(Dataset content Opens)
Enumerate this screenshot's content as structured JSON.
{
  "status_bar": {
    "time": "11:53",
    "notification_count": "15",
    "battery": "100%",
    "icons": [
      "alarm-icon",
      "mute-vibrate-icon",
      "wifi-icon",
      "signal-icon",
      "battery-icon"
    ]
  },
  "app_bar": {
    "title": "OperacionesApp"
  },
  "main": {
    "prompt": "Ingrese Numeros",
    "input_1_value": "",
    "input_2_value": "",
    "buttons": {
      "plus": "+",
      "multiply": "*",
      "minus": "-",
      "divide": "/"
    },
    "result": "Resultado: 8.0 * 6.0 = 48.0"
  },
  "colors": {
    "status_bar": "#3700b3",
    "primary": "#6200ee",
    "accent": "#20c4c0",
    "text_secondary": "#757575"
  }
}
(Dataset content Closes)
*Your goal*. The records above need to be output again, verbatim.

*Response area*.
Enumerate this screenshot's content as structured JSON.
{
  "status_bar": {
    "time": "11:53",
    "notification_count": "15",
    "battery": "100%",
    "icons": [
      "alarm-icon",
      "mute-vibrate-icon",
      "wifi-icon",
      "signal-icon",
      "battery-icon"
    ]
  },
  "app_bar": {
    "title": "OperacionesApp"
  },
  "main": {
    "prompt": "Ingrese Numeros",
    "input_1_value": "",
    "input_2_value": "",
    "buttons": {
      "plus": "+",
      "multiply": "*",
      "minus": "-",
      "divide": "/"
    },
    "result": "Resultado: 8.0 * 6.0 = 48.0"
  },
  "colors": {
    "status_bar": "#3700b3",
    "primary": "#6200ee",
    "accent": "#20c4c0",
    "text_secondary": "#757575"
  }
}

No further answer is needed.